“One thing I found that helps me with morning fatigue is getting up 2 hours before I have to be at work. By giving myself 2 hours, I’m able to take a shower, take the dogs outside, and spend about a half hour outside with them. Then I can finish getting ready for work. Giving myself extra time has helped tremendously with my morning fatigue.” — Dustin
“When my fatigue is bad, I focus on what I can do instead of dwelling on what I cannot do. Some days this simple reframe of my mindset works wonders! I’m working through the guilt that can come with resting.” — Arthritis Ashley, Bezzy RA Guide
“I’ve only found two things that help my fatigue: a nap or a physical activity, especially aerobics, which boosts energy. I’m aware that activity is difficult when you have no energy. The first 10 minutes are the worst, but after that, I feel fantastic.” — ileana
“I find that coffee or caffeine helps if I have to stay up all day. I also allow myself to be fatigued, even though I would love to be up doing things like normal people. I can’t do the work I used to when I was young, and I try not to dwell on that. I do what I can and forgive myself for what I can’t do.” — LoriSC
At times my fatigue is so overwhelming that it makes it difficult to function. On days like this, which is often, I literally force myself to move. ‘A body in motion remains in motion.’” — Sphinx
It’s important to listen to your body on low energy days. Remember that it’s OK to rest.
If you want to learn more about how to manage waves of fatigue, check out our article The Pain-Energy Cycle and How to Pace Yourself with Chronic Illness. Even on days when you have more energy, it’s important not to overextend yourself. When you have a chronic illness, resting can be productive.

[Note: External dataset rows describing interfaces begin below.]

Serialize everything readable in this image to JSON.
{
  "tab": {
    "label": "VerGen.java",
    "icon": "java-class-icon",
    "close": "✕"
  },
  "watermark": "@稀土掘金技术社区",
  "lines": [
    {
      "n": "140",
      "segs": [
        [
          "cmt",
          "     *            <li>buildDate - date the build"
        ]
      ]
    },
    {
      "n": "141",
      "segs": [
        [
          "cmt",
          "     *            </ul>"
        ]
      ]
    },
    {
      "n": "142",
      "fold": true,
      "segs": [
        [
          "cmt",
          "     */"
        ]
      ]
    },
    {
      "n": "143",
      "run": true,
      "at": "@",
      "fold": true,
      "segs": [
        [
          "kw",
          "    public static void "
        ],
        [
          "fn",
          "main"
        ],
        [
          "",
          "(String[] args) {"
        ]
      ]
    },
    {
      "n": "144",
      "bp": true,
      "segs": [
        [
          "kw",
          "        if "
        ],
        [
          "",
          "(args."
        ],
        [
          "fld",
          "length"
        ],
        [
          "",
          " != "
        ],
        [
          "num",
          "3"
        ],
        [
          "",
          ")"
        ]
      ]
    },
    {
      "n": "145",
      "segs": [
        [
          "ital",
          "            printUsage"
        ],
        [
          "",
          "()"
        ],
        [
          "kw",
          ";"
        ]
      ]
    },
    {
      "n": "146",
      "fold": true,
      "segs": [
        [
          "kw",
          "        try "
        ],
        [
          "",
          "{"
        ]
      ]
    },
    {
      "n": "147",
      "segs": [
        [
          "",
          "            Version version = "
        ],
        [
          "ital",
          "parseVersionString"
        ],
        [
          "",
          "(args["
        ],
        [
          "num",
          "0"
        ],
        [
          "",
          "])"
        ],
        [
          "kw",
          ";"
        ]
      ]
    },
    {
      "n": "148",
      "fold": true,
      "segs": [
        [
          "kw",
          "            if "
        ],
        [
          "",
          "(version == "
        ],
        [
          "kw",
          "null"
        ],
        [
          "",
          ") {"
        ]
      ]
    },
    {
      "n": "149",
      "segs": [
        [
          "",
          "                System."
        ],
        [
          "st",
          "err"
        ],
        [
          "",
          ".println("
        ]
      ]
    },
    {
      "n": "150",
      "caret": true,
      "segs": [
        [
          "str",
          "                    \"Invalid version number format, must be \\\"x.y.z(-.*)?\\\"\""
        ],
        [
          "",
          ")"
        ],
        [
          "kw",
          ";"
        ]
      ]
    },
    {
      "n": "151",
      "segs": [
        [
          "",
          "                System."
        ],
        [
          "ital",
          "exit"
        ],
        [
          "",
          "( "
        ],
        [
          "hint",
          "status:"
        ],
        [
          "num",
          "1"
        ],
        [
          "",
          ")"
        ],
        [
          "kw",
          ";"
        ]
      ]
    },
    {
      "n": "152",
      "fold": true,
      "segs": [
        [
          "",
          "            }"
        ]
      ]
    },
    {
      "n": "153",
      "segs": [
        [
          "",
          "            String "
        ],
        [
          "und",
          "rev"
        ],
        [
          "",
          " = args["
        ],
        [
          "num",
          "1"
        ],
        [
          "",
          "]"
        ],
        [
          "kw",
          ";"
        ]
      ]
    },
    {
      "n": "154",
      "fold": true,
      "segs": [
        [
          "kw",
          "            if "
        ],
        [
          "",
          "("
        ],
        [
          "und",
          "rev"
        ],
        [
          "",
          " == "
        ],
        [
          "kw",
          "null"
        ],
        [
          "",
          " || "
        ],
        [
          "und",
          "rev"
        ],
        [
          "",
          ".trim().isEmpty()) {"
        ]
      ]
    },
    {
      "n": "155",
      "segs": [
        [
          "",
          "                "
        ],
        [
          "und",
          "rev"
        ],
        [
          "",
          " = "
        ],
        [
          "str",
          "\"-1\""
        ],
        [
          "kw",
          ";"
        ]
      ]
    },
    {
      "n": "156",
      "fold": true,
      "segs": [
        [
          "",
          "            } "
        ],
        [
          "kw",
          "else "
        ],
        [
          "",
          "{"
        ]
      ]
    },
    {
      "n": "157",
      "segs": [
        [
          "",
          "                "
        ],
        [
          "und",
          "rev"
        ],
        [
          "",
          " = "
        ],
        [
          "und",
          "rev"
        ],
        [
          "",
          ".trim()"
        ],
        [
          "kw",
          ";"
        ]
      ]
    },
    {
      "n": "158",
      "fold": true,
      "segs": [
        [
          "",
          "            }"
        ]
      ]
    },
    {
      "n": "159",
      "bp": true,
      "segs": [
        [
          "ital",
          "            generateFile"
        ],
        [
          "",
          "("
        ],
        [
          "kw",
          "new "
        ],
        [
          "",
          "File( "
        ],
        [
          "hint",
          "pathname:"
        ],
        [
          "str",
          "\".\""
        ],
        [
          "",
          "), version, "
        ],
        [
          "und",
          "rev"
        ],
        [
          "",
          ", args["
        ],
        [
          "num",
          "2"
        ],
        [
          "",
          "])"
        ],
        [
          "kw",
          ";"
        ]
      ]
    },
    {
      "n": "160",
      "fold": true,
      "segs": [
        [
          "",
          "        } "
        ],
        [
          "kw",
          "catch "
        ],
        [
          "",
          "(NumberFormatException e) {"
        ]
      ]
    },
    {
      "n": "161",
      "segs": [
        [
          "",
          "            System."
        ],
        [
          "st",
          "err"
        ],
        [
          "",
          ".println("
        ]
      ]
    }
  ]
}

You’re not on this journey alone. If you want to hear more ways members of the community manage their fatigue, join the conversation in the Symptoms forum.
About the author